**Action item**:
Below are some records; state how many of their lines contain the word "name", and add nothing.

Data records for software interfaces
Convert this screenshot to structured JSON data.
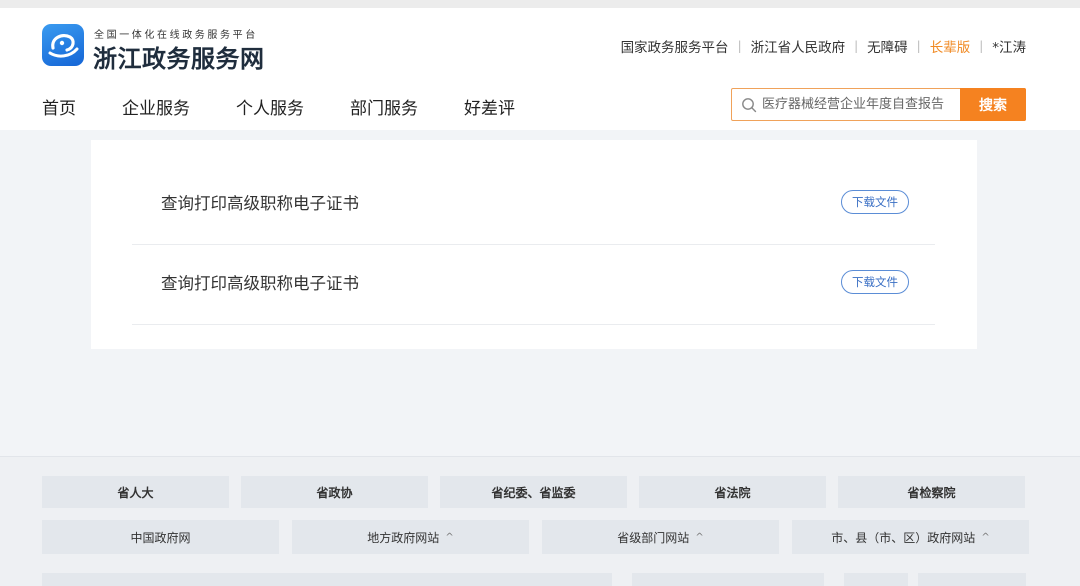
{
  "header": {
    "brand_subtitle": "全国一体化在线政务服务平台",
    "brand_title": "浙江政务服务网",
    "top_links": [
      "国家政务服务平台",
      "浙江省人民政府",
      "无障碍",
      "长辈版",
      "*江涛"
    ],
    "nav": [
      "首页",
      "企业服务",
      "个人服务",
      "部门服务",
      "好差评"
    ],
    "search": {
      "placeholder": "医疗器械经营企业年度自查报告",
      "button": "搜索"
    }
  },
  "list": {
    "items": [
      {
        "title": "查询打印高级职称电子证书",
        "action": "下载文件"
      },
      {
        "title": "查询打印高级职称电子证书",
        "action": "下载文件"
      }
    ]
  },
  "footer": {
    "row1": [
      "省人大",
      "省政协",
      "省纪委、省监委",
      "省法院",
      "省检察院"
    ],
    "row2": [
      {
        "label": "中国政府网",
        "chevron": false
      },
      {
        "label": "地方政府网站",
        "chevron": true
      },
      {
        "label": "省级部门网站",
        "chevron": true
      },
      {
        "label": "市、县（市、区）政府网站",
        "chevron": true
      }
    ],
    "chevron": "^"
  },
  "colors": {
    "accent": "#f58220",
    "link_blue": "#3a6fc4",
    "orange_link": "#f08a24"
  }
}
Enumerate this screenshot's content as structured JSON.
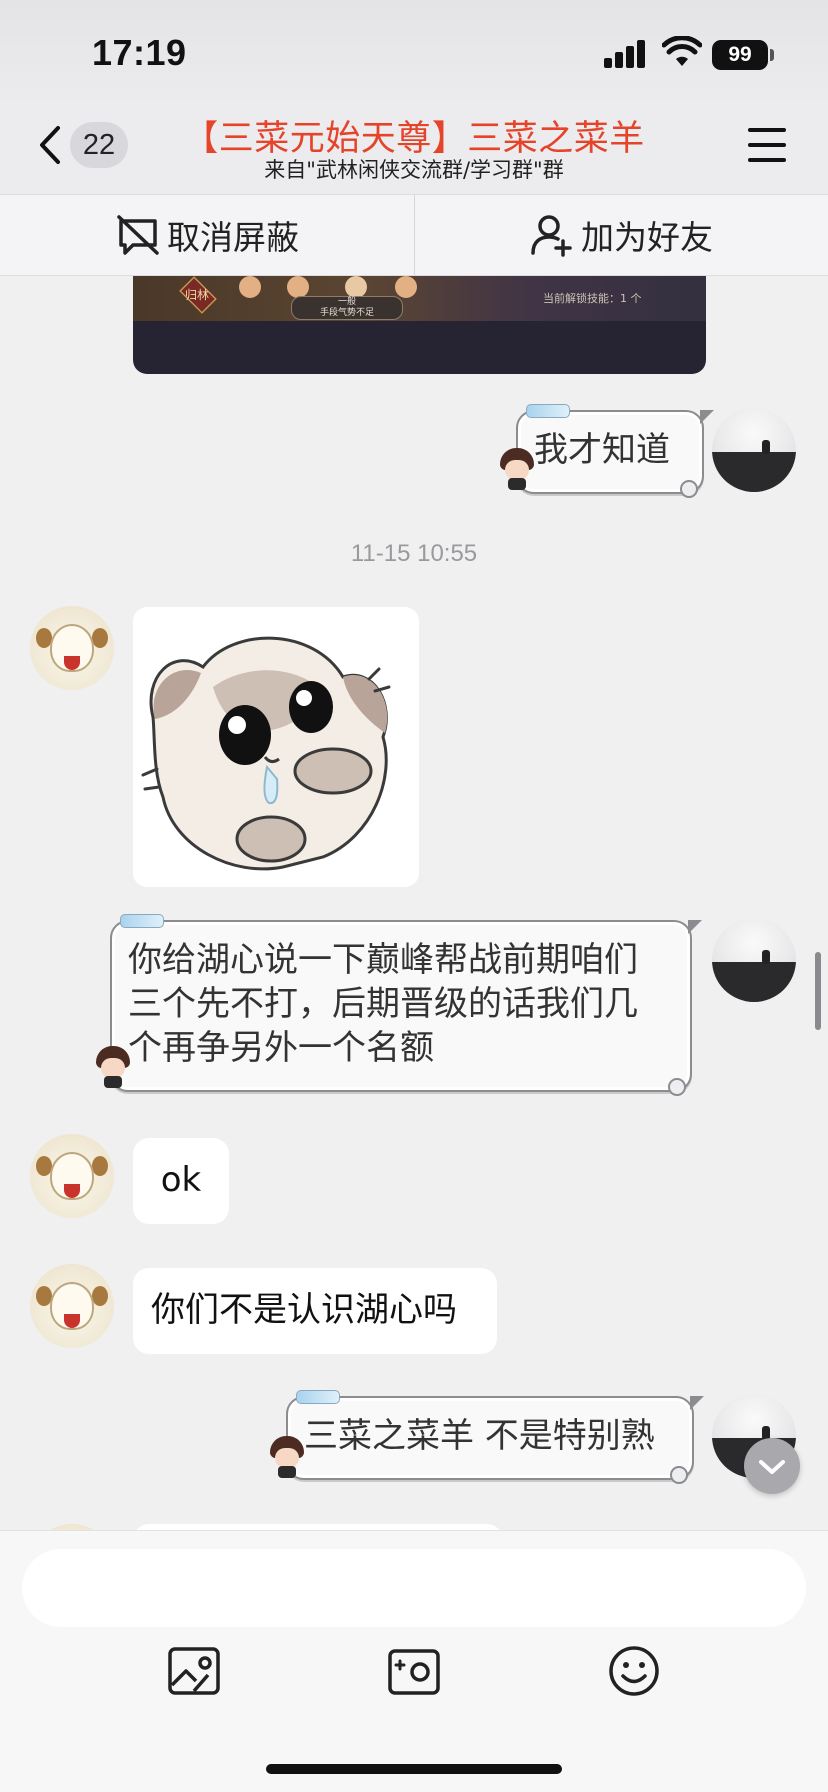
{
  "status_bar": {
    "time": "17:19",
    "battery": "99"
  },
  "header": {
    "back_badge": "22",
    "title": "【三菜元始天尊】三菜之菜羊",
    "subtitle": "来自\"武林闲侠交流群/学习群\"群",
    "title_color": "#e5432a"
  },
  "action_bar": {
    "unblock_label": "取消屏蔽",
    "add_friend_label": "加为好友"
  },
  "messages": {
    "m1_text": "我才知道",
    "timestamp": "11-15 10:55",
    "m3_line1": "你给湖心说一下巅峰帮战前期咱们",
    "m3_line2": "三个先不打，后期晋级的话我们几",
    "m3_line3": "个再争另外一个名额",
    "m4_text": "ok",
    "m5_text": "你们不是认识湖心吗",
    "m6_text": "三菜之菜羊 不是特别熟"
  },
  "image_preview": {
    "caption_small": "当前解锁技能：1 个",
    "left_label": "归林",
    "center_label_1": "一般",
    "center_label_2": "手段气势不足"
  },
  "input": {
    "placeholder": ""
  },
  "icons": {
    "back": "chevron-left-icon",
    "menu": "hamburger-icon",
    "unblock": "block-off-icon",
    "add_friend": "user-add-icon",
    "photo": "image-icon",
    "camera": "camera-icon",
    "emoji": "emoji-icon",
    "scroll_down": "chevron-down-icon"
  }
}
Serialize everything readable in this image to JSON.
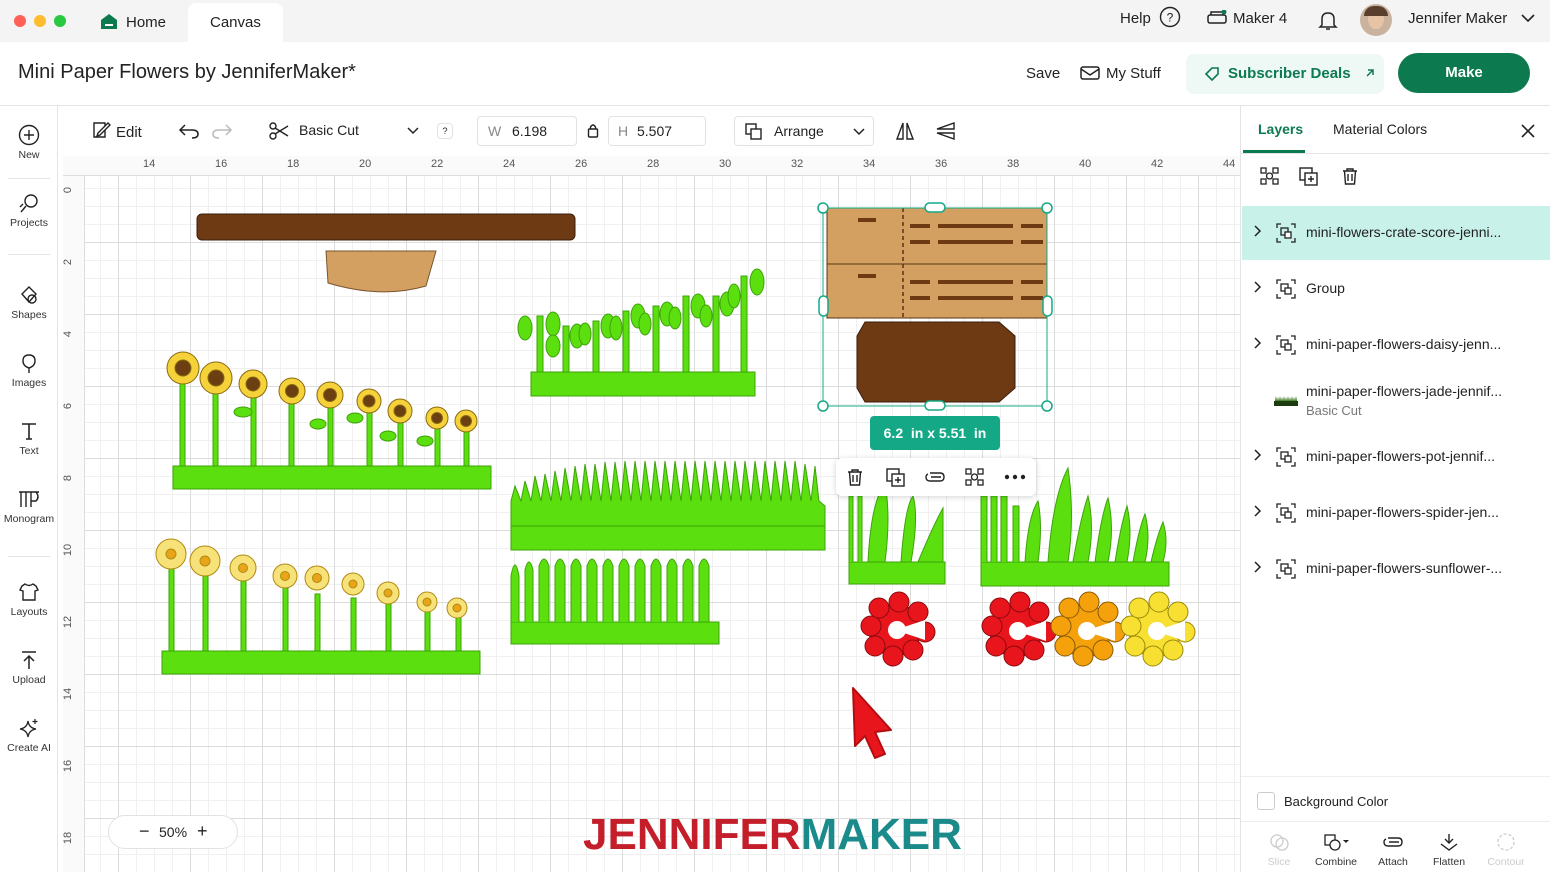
{
  "window": {
    "tabs": [
      {
        "label": "Home"
      },
      {
        "label": "Canvas"
      }
    ]
  },
  "topbar": {
    "help": "Help",
    "machine": "Maker 4",
    "user": "Jennifer Maker"
  },
  "header": {
    "title": "Mini Paper Flowers by JenniferMaker*",
    "save": "Save",
    "my_stuff": "My Stuff",
    "deals": "Subscriber Deals",
    "make": "Make"
  },
  "rail": [
    {
      "label": "New",
      "icon": "plus-circle-icon"
    },
    {
      "label": "Projects",
      "icon": "projects-icon"
    },
    {
      "label": "Shapes",
      "icon": "shapes-icon"
    },
    {
      "label": "Images",
      "icon": "images-icon"
    },
    {
      "label": "Text",
      "icon": "text-icon"
    },
    {
      "label": "Monogram",
      "icon": "monogram-icon"
    },
    {
      "label": "Layouts",
      "icon": "layouts-icon"
    },
    {
      "label": "Upload",
      "icon": "upload-icon"
    },
    {
      "label": "Create AI",
      "icon": "sparkle-icon"
    }
  ],
  "toolbar": {
    "edit": "Edit",
    "operation": "Basic Cut",
    "help_q": "?",
    "w_label": "W",
    "w_value": "6.198",
    "h_label": "H",
    "h_value": "5.507",
    "arrange": "Arrange"
  },
  "ruler": {
    "top": [
      "14",
      "16",
      "18",
      "20",
      "22",
      "24",
      "26",
      "28",
      "30",
      "32",
      "34",
      "36",
      "38",
      "40",
      "42",
      "44"
    ],
    "left": [
      "0",
      "2",
      "4",
      "6",
      "8",
      "10",
      "12",
      "14",
      "16",
      "18"
    ]
  },
  "canvas": {
    "size_badge": "6.2  in x 5.51  in",
    "watermark": "JENNIFERMAKER",
    "zoom": "50%"
  },
  "panel": {
    "tabs": {
      "layers": "Layers",
      "material": "Material Colors"
    },
    "layers": [
      {
        "name": "mini-flowers-crate-score-jenni...",
        "sub": "",
        "selected": true
      },
      {
        "name": "Group",
        "sub": ""
      },
      {
        "name": "mini-paper-flowers-daisy-jenn...",
        "sub": ""
      },
      {
        "name": "mini-paper-flowers-jade-jennif...",
        "sub": "Basic Cut"
      },
      {
        "name": "mini-paper-flowers-pot-jennif...",
        "sub": ""
      },
      {
        "name": "mini-paper-flowers-spider-jen...",
        "sub": ""
      },
      {
        "name": "mini-paper-flowers-sunflower-...",
        "sub": ""
      }
    ],
    "background_color": "Background Color",
    "bottom": {
      "slice": "Slice",
      "combine": "Combine",
      "attach": "Attach",
      "flatten": "Flatten",
      "contour": "Contour"
    }
  },
  "colors": {
    "accent": "#0c7a4e",
    "teal": "#14a886",
    "grass": "#5cdf0f",
    "brown": "#6e3a14",
    "tan": "#d4a062"
  }
}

**Solution for this task**:
7